The Dawes Act of 1887 and the Curtis Act of 1898 further crippled the copper-colored people of America, who had previously been forced to migrate west of the Mississippi River under the Indian Removal Act – see my previous post titled, “The Beginning of the End of Copper-Colored Natives.” This new law sought to civilize or make them more like the Europeans, by dividing up their tribal land, turning them into farmers, requiring attendance at churches/schools and subjecting them to U.S. laws. Any land that wasn’t allotted to the Indians was put up for sale to the Europeans. Also, if the Indians were deemed to be uncivilized after a certain time (by the Europeans’ standards), their land was also put up for sale.
Collectively, these laws ensured the demise of copper-colored people’s sovereignty, land holdings, traditions/customs and tribal affiliations.

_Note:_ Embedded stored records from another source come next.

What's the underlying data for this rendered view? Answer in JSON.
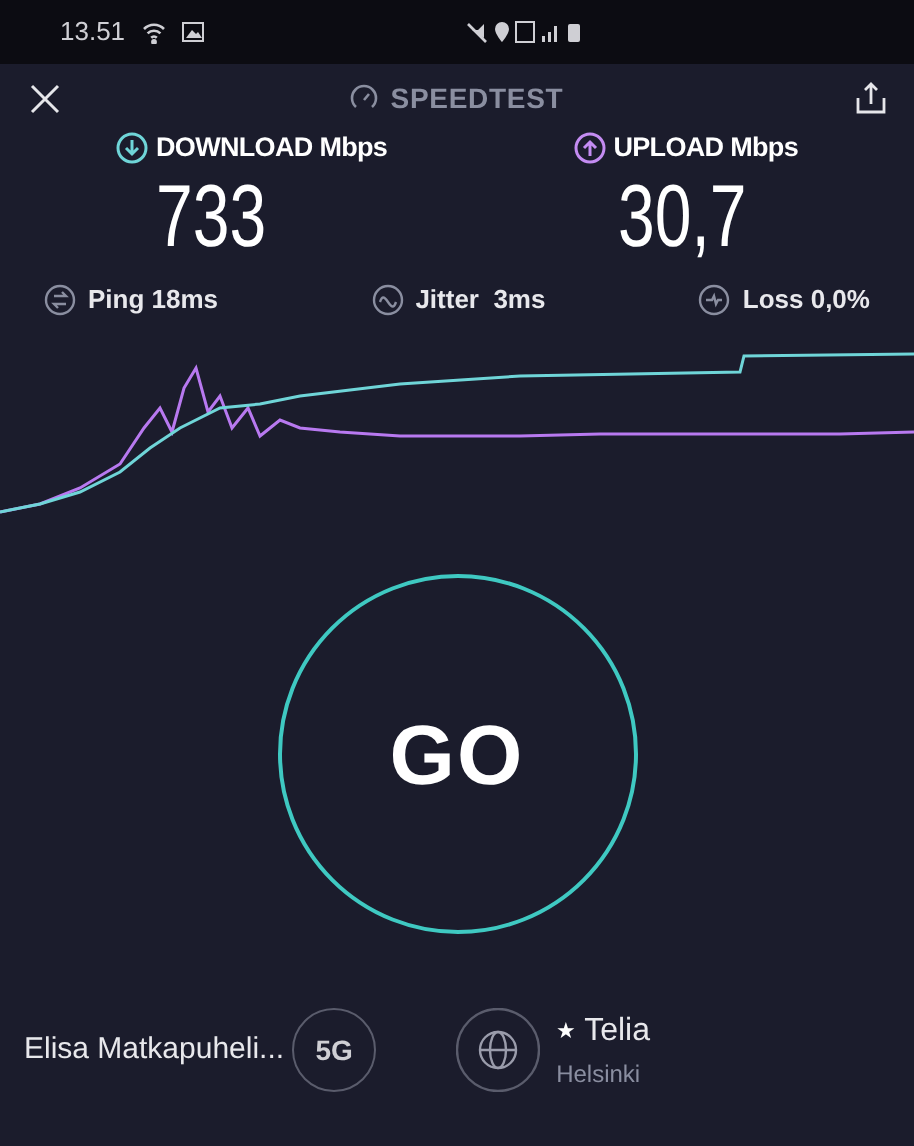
{
  "status_bar": {
    "time": "13.51"
  },
  "header": {
    "title": "SPEEDTEST"
  },
  "results": [
    {
      "kind": "download",
      "label": "DOWNLOAD Mbps",
      "value": "733"
    },
    {
      "kind": "upload",
      "label": "UPLOAD Mbps",
      "value": "30,7"
    }
  ],
  "metrics": [
    {
      "kind": "ping",
      "label": "Ping 18ms"
    },
    {
      "kind": "jitter",
      "label": "Jitter  3ms"
    },
    {
      "kind": "loss",
      "label": "Loss 0,0%"
    }
  ],
  "go_button": {
    "label": "GO"
  },
  "provider": {
    "name": "Elisa Matkapuheli...",
    "network": "5G"
  },
  "server": {
    "mark": "★",
    "name": "Telia",
    "location": "Helsinki"
  }
}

If you are copper-colored in America and not certain your ancestors originated from Africa, you owe it to yourself, your relatives and your offspring to research your lineage. You may find it was your ancestors whose land and sovereignty was taken from them.